At Newton Day on June 11, 2016, the Board of Education received 132 signed letters of support to address the unequal distribution of state aid to schools. Those letters were delivered to our state legislators in the 24th District office in mid-June. Some highlights from the letters include:
It is clear the State of New Jersey has many problems needing attention, but the quality of life in our communities is directly linked to the quality of our schools. Taxpayers expect their legislators to distribute state aid in an equitable way to support adequate school budgets and fair local taxes.
The current distribution of state aid is in direct contradiction to the stated intent of the funding law. For the 2016-17 school year, 209 of the state’s 591 school districts are projected to receive more than 100% of their calculated aid, while 240 others will receive less than 70% of theirs. Most of the overfunding is done through the mechanism of Adjustment Aid, in the amount of $566 million. The funding formula became law in 2008: school districts must adjust to the fiscal realities we face today and for the foreseeable future.
A related problem is that many municipalities contribute more than their fair share of the school budget through the local tax levy, while others provide much less than theirs. If communities choose to pay higher taxes to support a more than adequate budget, then that is their right consistent with the standard of local control. However, 123 municipalities are projected to contribute less than 70% of their local fair share next year, and over one-third of them (48) will receive more than the full amount of state aid they are due. Why should the State provide more than 100% of a school district’s calculated state aid, especially when that community contributes far less than its local fair share?
Fifty-five school districts in New Jersey (including Newton) are in a truly distressing situation.
- They have tax levies above 100% of their local fair share;
- They have budgets the state considers inadequate; and
- They will receive less than 70% of their state aid.
The options for these districts are unreasonably high local taxes or an inadequate school budget: that’s a choice no community should be forced to make, especially when the State has the means to address the problem.
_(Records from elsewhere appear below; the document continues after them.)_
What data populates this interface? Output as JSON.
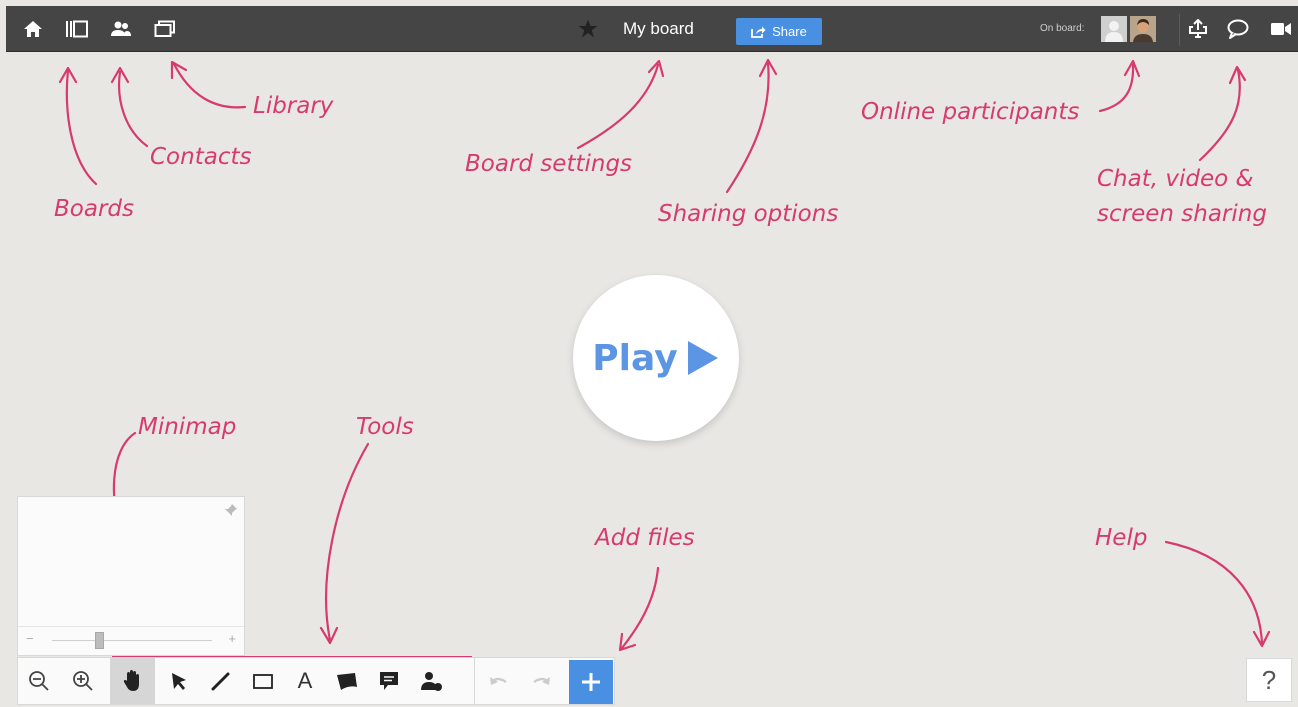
{
  "topbar": {
    "icons": {
      "home": "home-icon",
      "boards": "boards-icon",
      "contacts": "contacts-icon",
      "library": "library-icon"
    },
    "board_title": "My board",
    "share_label": "Share",
    "on_board_label": "On board:"
  },
  "annotations": {
    "boards": "Boards",
    "contacts": "Contacts",
    "library": "Library",
    "board_settings": "Board settings",
    "sharing_options": "Sharing options",
    "online_participants": "Online participants",
    "chat_line1": "Chat, video &",
    "chat_line2": "screen sharing",
    "minimap": "Minimap",
    "tools": "Tools",
    "add_files": "Add files",
    "help": "Help"
  },
  "play": {
    "label": "Play"
  },
  "minimap": {
    "minus": "−",
    "plus": "+"
  },
  "toolbar": {
    "text_tool": "A"
  },
  "help": {
    "label": "?"
  },
  "colors": {
    "topbar": "#454545",
    "accent_blue": "#4a90e2",
    "annotation_pink": "#d63a6e",
    "canvas": "#e9e7e4"
  }
}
The Board of Education passed a resolution on June 28, 2016, with the same sentiments. For real time information on School Funding Fairness including the letter for those wishing to add your support, visit our funding webpage. Please return signed letters to the District Office at 57 Trinity Street. Hard copies are available there as well.